Task instructions:
The data below is to be output in full, unchanged.

══ Data extracts

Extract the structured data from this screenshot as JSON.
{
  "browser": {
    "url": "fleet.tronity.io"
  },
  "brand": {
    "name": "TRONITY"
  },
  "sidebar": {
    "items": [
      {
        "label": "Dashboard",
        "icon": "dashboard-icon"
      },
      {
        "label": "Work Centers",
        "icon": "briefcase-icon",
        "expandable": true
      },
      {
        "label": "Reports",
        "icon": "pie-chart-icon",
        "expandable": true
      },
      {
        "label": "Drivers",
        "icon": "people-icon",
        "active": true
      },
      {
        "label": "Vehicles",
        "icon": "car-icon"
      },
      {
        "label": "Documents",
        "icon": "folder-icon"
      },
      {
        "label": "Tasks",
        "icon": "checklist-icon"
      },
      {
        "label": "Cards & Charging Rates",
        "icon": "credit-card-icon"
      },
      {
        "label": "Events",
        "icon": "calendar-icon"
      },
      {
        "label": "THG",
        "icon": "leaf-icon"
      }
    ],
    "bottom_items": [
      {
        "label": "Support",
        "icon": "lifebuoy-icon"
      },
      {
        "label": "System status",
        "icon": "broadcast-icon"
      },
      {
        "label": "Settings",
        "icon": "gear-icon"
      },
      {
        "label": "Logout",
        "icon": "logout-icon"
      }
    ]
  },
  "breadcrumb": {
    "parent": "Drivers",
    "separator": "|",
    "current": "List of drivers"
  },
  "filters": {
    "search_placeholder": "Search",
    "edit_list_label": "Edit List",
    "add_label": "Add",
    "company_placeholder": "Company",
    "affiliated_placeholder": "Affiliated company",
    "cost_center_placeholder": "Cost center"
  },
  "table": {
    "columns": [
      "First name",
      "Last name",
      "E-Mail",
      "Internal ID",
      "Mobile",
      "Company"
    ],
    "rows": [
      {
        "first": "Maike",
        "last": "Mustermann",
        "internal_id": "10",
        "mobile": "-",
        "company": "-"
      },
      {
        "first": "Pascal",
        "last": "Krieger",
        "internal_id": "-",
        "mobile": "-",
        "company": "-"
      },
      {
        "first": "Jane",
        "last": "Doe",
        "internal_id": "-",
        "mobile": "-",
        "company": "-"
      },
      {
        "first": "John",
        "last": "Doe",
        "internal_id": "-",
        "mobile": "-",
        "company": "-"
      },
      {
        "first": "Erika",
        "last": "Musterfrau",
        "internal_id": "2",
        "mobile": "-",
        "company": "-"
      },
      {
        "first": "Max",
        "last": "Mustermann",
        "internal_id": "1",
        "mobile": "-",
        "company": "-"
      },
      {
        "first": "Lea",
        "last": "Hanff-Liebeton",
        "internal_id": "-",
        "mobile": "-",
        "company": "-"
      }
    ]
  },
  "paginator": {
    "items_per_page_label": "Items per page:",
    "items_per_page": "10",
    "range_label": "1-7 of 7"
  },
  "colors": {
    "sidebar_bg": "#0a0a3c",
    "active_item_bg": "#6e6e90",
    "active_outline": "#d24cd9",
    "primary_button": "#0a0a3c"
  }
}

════

Exercise result:
Extract the structured data from this screenshot as JSON.
{
  "browser": {
    "url": "fleet.tronity.io"
  },
  "brand": {
    "name": "TRONITY"
  },
  "sidebar": {
    "items": [
      {
        "label": "Dashboard",
        "icon": "dashboard-icon"
      },
      {
        "label": "Work Centers",
        "icon": "briefcase-icon",
        "expandable": true
      },
      {
        "label": "Reports",
        "icon": "pie-chart-icon",
        "expandable": true
      },
      {
        "label": "Drivers",
        "icon": "people-icon",
        "active": true
      },
      {
        "label": "Vehicles",
        "icon": "car-icon"
      },
      {
        "label": "Documents",
        "icon": "folder-icon"
      },
      {
        "label": "Tasks",
        "icon": "checklist-icon"
      },
      {
        "label": "Cards & Charging Rates",
        "icon": "credit-card-icon"
      },
      {
        "label": "Events",
        "icon": "calendar-icon"
      },
      {
        "label": "THG",
        "icon": "leaf-icon"
      }
    ],
    "bottom_items": [
      {
        "label": "Support",
        "icon": "lifebuoy-icon"
      },
      {
        "label": "System status",
        "icon": "broadcast-icon"
      },
      {
        "label": "Settings",
        "icon": "gear-icon"
      },
      {
        "label": "Logout",
        "icon": "logout-icon"
      }
    ]
  },
  "breadcrumb": {
    "parent": "Drivers",
    "separator": "|",
    "current": "List of drivers"
  },
  "filters": {
    "search_placeholder": "Search",
    "edit_list_label": "Edit List",
    "add_label": "Add",
    "company_placeholder": "Company",
    "affiliated_placeholder": "Affiliated company",
    "cost_center_placeholder": "Cost center"
  },
  "table": {
    "columns": [
      "First name",
      "Last name",
      "E-Mail",
      "Internal ID",
      "Mobile",
      "Company"
    ],
    "rows": [
      {
        "first": "Maike",
        "last": "Mustermann",
        "internal_id": "10",
        "mobile": "-",
        "company": "-"
      },
      {
        "first": "Pascal",
        "last": "Krieger",
        "internal_id": "-",
        "mobile": "-",
        "company": "-"
      },
      {
        "first": "Jane",
        "last": "Doe",
        "internal_id": "-",
        "mobile": "-",
        "company": "-"
      },
      {
        "first": "John",
        "last": "Doe",
        "internal_id": "-",
        "mobile": "-",
        "company": "-"
      },
      {
        "first": "Erika",
        "last": "Musterfrau",
        "internal_id": "2",
        "mobile": "-",
        "company": "-"
      },
      {
        "first": "Max",
        "last": "Mustermann",
        "internal_id": "1",
        "mobile": "-",
        "company": "-"
      },
      {
        "first": "Lea",
        "last": "Hanff-Liebeton",
        "internal_id": "-",
        "mobile": "-",
        "company": "-"
      }
    ]
  },
  "paginator": {
    "items_per_page_label": "Items per page:",
    "items_per_page": "10",
    "range_label": "1-7 of 7"
  },
  "colors": {
    "sidebar_bg": "#0a0a3c",
    "active_item_bg": "#6e6e90",
    "active_outline": "#d24cd9",
    "primary_button": "#0a0a3c"
  }
}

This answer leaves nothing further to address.